Fourth we need to celebrate and recognizes the value of the small and rural church. Too often we celebrate and recognize the accomplishments and growth of churches rather than the faithfulness of pastors. This involves not only recognizing them at the annual meetings of the association or denomination, but also making sure that the small church is represented in the various boards and committees. It involves inviting the small church pastors to speak at conferences and lead in seminars. However, in do so we must also recognizes the financial struggles of the small church pastor and financial difficult it is for them to attend national conferences.

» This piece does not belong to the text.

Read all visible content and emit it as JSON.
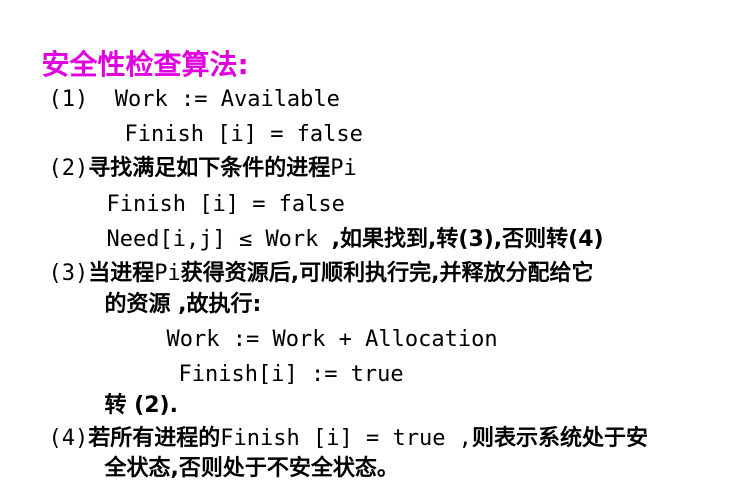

To counter this, the denomination or association needs to develop scholarship programs to help cover the expenses for the small church.
Fifth, we need to start to rethink our educational process which results is such a heavy debt upon the study and further makes any pursuit of an advance degree for small church pastors financially unattainable. Developing scholarship programs for small church pastors and developing a sliding scale of costs may encourage small church pastors to pursue further education. A viable alternative is to provide cheaper online courses for those in the small church.
Last, we need value the small and rural church as a viable and important ministry rather than as a stepping-stone for one’s professional career advancement. Those who do should be either discouraged from going to the small church or challenged to rethink their view of the small church. We need to encourage individual to be willing to spend their career in the small church by communicating to them that not only is the small church a viable ministry option, but it is a high calling worthy of our greatest effort.